# Requirement
Among the lines below, which ones contain the word "this"? Copy every such line.

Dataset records
------------------------------------------------
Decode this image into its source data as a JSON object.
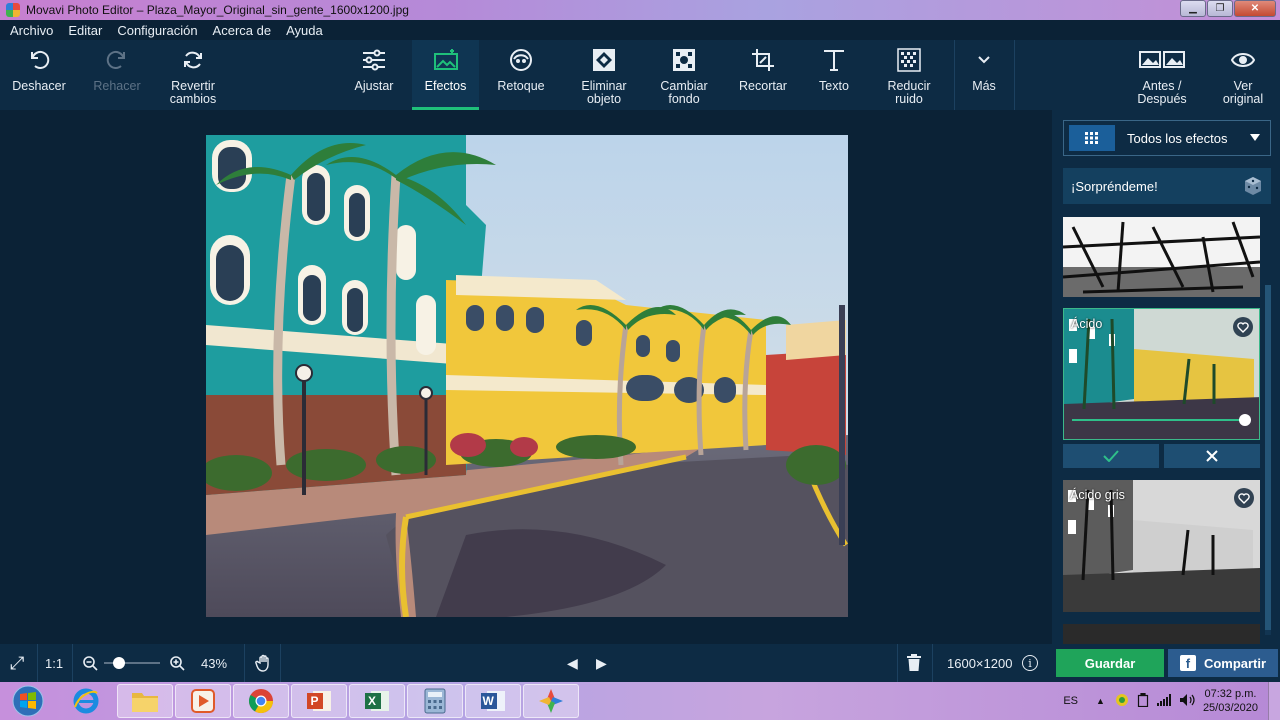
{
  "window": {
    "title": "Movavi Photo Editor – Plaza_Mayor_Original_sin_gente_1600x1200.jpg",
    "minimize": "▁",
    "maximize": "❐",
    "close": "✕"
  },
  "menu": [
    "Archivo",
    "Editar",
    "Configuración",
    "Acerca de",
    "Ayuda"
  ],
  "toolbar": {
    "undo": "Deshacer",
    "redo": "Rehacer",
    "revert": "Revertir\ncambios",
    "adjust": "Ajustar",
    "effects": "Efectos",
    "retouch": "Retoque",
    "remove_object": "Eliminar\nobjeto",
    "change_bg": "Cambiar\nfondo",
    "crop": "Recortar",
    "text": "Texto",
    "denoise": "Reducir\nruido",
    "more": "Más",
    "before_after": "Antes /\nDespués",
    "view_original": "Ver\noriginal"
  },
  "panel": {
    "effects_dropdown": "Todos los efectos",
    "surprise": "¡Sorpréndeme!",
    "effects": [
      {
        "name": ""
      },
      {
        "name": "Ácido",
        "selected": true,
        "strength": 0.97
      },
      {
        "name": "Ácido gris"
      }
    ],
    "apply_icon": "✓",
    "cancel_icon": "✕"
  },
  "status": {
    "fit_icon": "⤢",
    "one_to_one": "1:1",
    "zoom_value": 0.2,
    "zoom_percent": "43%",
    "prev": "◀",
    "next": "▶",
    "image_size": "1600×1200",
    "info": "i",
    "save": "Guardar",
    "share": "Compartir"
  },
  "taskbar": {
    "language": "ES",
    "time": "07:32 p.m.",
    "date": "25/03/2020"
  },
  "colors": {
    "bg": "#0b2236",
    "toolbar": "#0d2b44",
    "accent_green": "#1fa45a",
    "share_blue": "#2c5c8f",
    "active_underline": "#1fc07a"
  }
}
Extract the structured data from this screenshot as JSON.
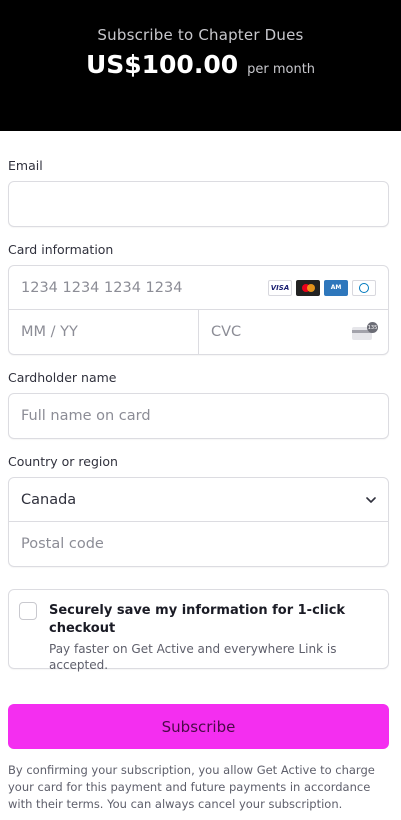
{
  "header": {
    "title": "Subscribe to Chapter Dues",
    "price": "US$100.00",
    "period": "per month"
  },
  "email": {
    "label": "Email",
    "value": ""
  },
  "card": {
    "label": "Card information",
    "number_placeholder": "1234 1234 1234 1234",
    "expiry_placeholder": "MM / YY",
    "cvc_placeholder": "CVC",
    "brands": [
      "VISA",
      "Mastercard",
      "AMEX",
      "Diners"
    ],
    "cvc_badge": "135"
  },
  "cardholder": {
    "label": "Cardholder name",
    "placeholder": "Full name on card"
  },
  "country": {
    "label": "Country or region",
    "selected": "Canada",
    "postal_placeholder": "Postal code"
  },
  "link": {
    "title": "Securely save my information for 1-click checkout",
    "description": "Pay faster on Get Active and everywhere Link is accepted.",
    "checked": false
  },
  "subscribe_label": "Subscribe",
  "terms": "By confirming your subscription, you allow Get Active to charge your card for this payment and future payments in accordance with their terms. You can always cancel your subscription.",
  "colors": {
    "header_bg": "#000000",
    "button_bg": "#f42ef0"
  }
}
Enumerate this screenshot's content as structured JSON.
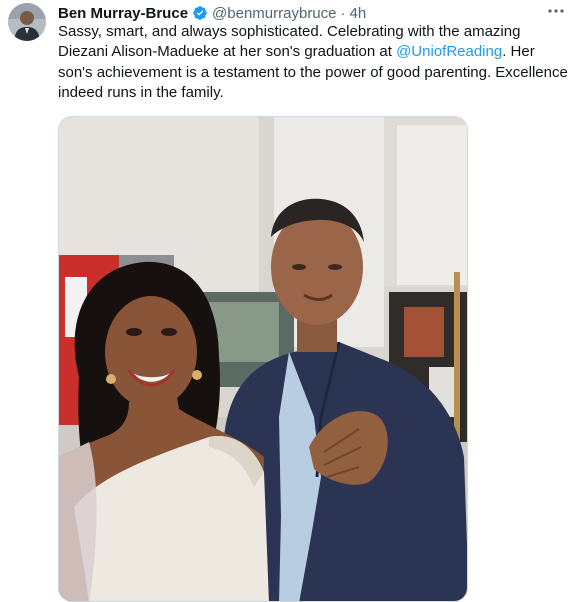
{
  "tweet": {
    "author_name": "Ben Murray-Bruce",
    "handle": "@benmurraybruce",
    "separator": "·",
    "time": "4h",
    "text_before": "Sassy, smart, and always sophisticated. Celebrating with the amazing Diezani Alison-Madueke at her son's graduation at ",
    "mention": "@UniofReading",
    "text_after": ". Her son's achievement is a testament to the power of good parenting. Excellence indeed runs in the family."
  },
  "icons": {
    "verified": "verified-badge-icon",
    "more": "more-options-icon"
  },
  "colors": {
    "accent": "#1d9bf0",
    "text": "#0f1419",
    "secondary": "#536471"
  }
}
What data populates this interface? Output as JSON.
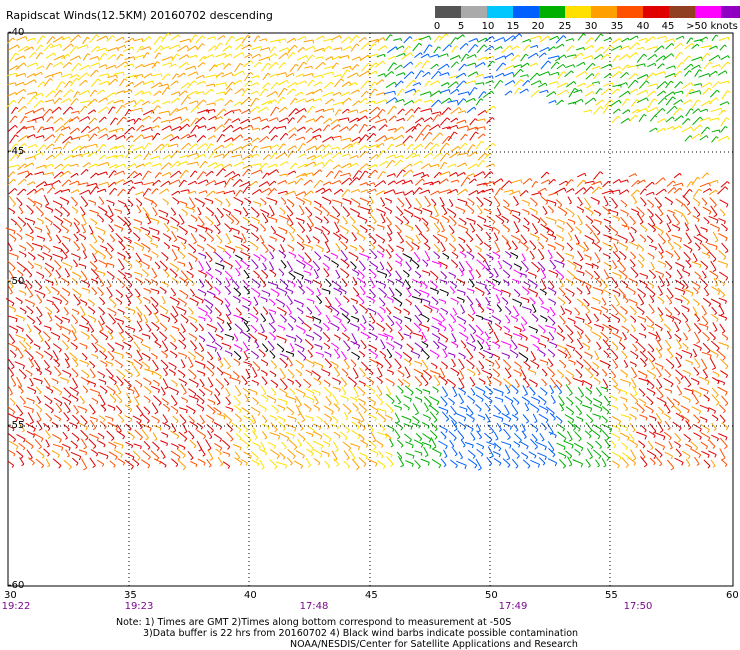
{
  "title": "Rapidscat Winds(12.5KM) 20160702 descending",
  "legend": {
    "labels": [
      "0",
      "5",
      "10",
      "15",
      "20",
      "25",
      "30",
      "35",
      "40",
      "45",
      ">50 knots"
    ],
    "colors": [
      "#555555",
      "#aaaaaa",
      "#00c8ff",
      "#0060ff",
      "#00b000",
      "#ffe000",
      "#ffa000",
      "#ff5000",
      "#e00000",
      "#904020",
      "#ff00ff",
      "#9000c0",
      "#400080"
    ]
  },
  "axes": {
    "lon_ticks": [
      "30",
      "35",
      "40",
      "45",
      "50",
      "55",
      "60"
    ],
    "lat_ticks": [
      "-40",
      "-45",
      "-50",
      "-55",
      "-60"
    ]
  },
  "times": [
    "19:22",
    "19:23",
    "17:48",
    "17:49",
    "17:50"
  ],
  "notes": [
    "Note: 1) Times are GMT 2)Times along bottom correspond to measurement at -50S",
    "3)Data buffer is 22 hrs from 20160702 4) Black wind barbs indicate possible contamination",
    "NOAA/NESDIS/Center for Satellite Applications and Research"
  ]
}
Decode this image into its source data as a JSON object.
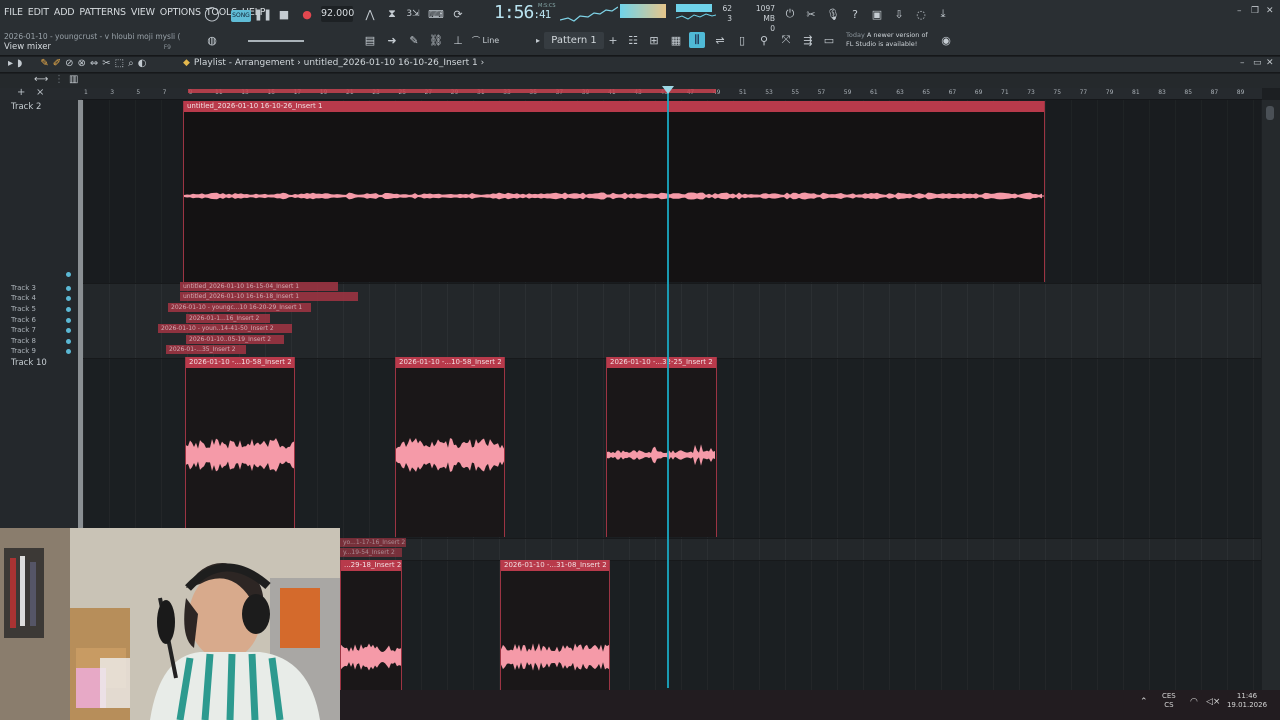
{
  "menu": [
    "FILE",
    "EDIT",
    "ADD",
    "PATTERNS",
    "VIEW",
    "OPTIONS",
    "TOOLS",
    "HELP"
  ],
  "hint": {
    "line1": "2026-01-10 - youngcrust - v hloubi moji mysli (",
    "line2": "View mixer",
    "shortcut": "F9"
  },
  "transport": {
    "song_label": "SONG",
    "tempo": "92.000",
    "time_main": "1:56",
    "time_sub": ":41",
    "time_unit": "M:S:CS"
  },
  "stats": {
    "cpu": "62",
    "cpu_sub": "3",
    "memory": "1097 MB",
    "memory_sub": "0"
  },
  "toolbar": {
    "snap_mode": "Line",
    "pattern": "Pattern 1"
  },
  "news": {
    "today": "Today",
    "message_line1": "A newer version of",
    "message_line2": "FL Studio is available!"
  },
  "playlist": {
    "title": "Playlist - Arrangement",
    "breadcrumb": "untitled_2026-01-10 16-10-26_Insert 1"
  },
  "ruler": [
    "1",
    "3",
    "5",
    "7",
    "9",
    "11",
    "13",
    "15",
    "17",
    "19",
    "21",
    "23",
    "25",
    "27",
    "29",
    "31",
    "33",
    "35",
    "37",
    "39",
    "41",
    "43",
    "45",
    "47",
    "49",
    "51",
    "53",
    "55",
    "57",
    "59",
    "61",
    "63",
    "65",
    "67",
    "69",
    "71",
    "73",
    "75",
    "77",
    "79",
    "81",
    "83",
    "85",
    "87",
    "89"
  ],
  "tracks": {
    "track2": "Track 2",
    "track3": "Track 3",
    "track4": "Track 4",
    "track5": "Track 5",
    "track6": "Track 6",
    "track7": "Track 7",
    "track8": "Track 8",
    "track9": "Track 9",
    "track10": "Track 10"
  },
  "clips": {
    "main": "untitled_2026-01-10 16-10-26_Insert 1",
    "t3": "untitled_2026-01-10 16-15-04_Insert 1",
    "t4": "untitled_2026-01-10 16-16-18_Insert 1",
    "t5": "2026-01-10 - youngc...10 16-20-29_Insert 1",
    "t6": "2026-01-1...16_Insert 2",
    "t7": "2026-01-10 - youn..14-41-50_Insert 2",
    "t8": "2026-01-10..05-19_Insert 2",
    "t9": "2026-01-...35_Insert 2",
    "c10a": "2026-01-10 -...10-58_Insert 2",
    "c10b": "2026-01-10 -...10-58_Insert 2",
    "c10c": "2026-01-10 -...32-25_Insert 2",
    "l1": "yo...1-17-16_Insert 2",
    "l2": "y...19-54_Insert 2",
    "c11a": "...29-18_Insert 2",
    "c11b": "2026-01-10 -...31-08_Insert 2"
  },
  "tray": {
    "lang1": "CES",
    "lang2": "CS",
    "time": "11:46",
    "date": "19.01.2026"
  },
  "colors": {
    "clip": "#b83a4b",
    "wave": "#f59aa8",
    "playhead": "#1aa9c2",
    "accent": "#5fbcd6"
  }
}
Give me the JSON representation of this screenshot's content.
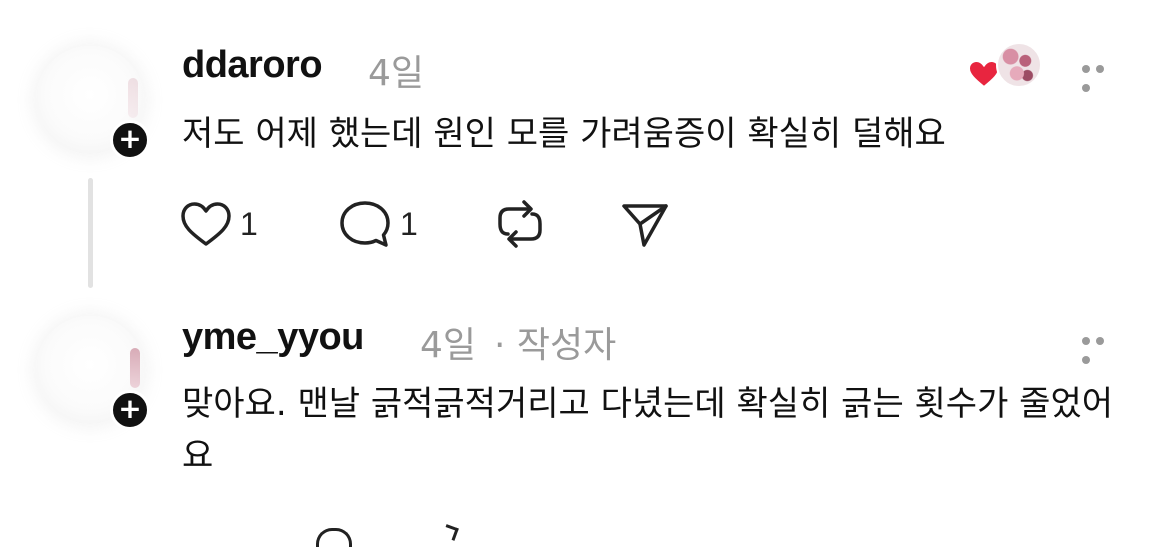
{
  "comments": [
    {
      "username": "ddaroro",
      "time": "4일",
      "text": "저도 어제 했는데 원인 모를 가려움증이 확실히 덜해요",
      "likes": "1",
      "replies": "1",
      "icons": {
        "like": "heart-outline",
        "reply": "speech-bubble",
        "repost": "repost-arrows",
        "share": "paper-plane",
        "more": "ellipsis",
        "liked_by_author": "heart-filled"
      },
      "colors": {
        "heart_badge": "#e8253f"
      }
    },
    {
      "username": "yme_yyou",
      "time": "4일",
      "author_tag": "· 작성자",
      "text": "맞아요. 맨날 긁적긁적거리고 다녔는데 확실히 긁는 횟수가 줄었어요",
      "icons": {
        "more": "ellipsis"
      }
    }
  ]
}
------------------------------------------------
# Expected output
Decode this image into its source data as a JSON object.
Extract the structured data from this screenshot as JSON.
  "terms": "By confirming your subscription, you allow Get Active to charge your card for this payment and future payments in accordance with their terms. You can always cancel your subscription.",
Enumerate this screenshot's content as structured JSON.
What data populates this interface? Output as JSON.
Decode this image into its source data as a JSON object.
Give me the JSON representation of this screenshot's content.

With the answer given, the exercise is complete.